So the boss sent me that link the other day, wondering what I thought of it.
Wow. There are so many ways to look at this that I'm just left speechless. I'm a big Open Source fan. I believe that FreeBSD-style licenses encourage software corporations to take what they did not create and call it their own -- thus getting the work of us programmers for free. Don't laugh, there are some serious cases of FreeBSD appearing in commercial products out there. Consider the cost of integrating a complete and tested IP stack vs. writing it yourself from the ground up, and you'll get an idea why it is inevitable that smart companies will just take source and give nothing back. They don't even have to admit they've taken the code, for goodness sake!
So I fall in favor of the GNU Public License (GPL) and its variants. Very much in favor of them. I particularly like the Lesser GPL (L-GPL), whereby you can use libraries, etc without returning anything, but if you modify them you have to return your mods to the world.
But then you hear about enforcement, and in a follow-up here Mr. Lyons asks the question "but is this really good for Linux?" I have to say that it probably is not. The embedded space has been one of the largest growth areas for Linux; at this point Linux probably beats out all other general purpose OSes -- even FreeBSD -- for number of embedded devices installed. This is good for Linux, and good for those of us who use it because many of these developers are giving something, if not everything they create back to the community.
So where does that leave me? I don't like the FreeBSD style license, and I'm not sure I like enforcement.
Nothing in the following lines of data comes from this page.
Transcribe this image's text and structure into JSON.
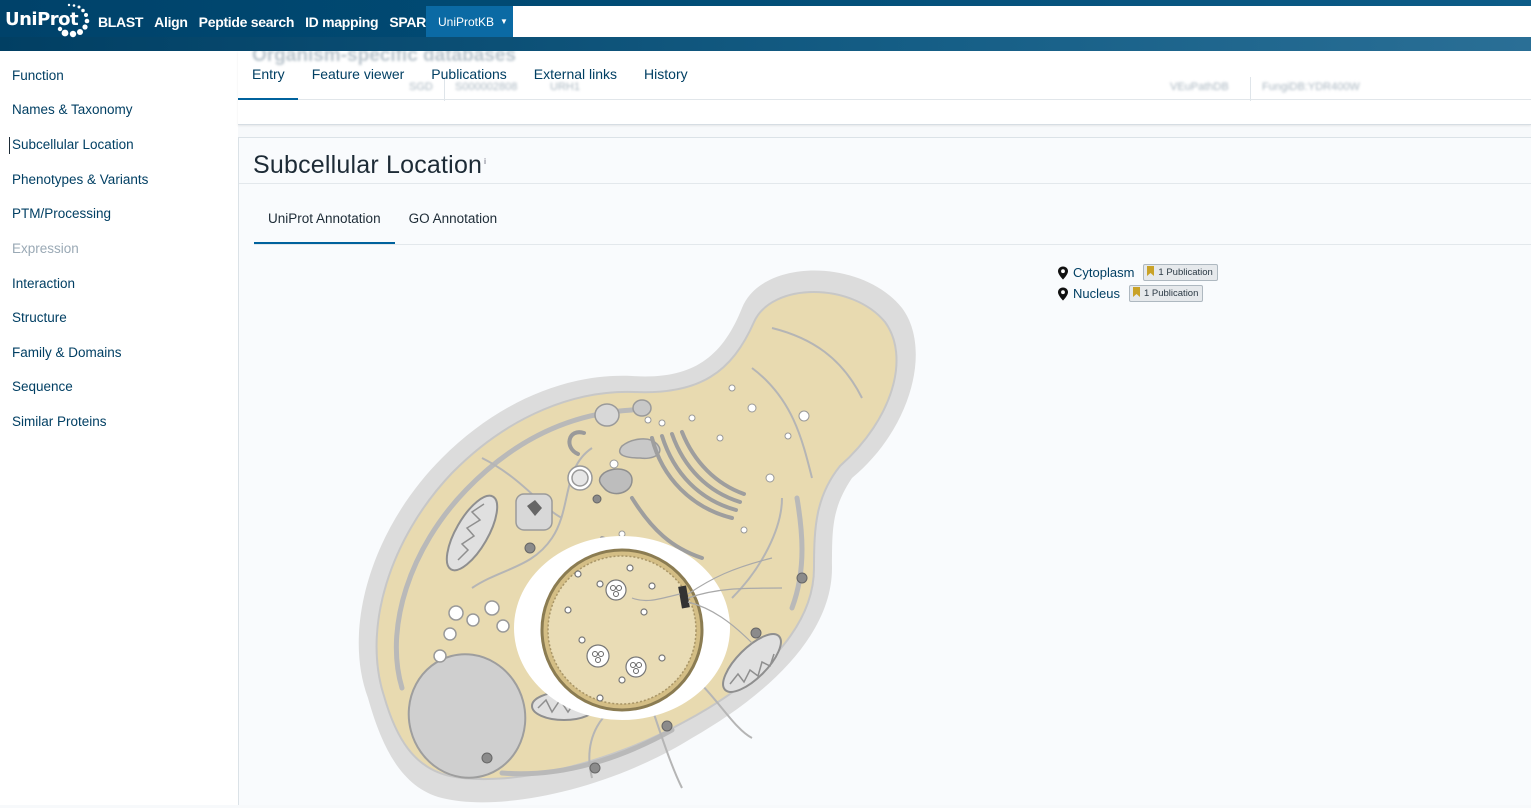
{
  "header": {
    "logo_text": "UniProt",
    "nav": [
      "BLAST",
      "Align",
      "Peptide search",
      "ID mapping",
      "SPARQL"
    ],
    "database": "UniProtKB",
    "search_value": "",
    "search_placeholder": ""
  },
  "sidebar": {
    "items": [
      {
        "label": "Function",
        "state": "normal"
      },
      {
        "label": "Names & Taxonomy",
        "state": "normal"
      },
      {
        "label": "Subcellular Location",
        "state": "active"
      },
      {
        "label": "Phenotypes & Variants",
        "state": "normal"
      },
      {
        "label": "PTM/Processing",
        "state": "normal"
      },
      {
        "label": "Expression",
        "state": "disabled"
      },
      {
        "label": "Interaction",
        "state": "normal"
      },
      {
        "label": "Structure",
        "state": "normal"
      },
      {
        "label": "Family & Domains",
        "state": "normal"
      },
      {
        "label": "Sequence",
        "state": "normal"
      },
      {
        "label": "Similar Proteins",
        "state": "normal"
      }
    ]
  },
  "entry_tabs": {
    "items": [
      "Entry",
      "Feature viewer",
      "Publications",
      "External links",
      "History"
    ],
    "active": "Entry",
    "background_heading": "Organism-specific databases",
    "background_cells": [
      "SGD",
      "S000002808",
      "URH1",
      "VEuPathDB",
      "FungiDB:YDR400W"
    ]
  },
  "section": {
    "title": "Subcellular Location",
    "info_marker": "i",
    "tabs": [
      "UniProt Annotation",
      "GO Annotation"
    ],
    "active_tab": "UniProt Annotation"
  },
  "locations": [
    {
      "name": "Cytoplasm",
      "evidence": "1 Publication",
      "icon": "map-pin-icon"
    },
    {
      "name": "Nucleus",
      "evidence": "1 Publication",
      "icon": "map-pin-icon"
    }
  ],
  "colors": {
    "header_bg": "#00426a",
    "link": "#013f63",
    "accent": "#00629d",
    "cell_cytoplasm": "#e8dab0",
    "cell_wall": "#dcdcdc",
    "bookmark": "#c9a227"
  }
}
That's a problem. Without enforcement, the GPL is FreeBSD style.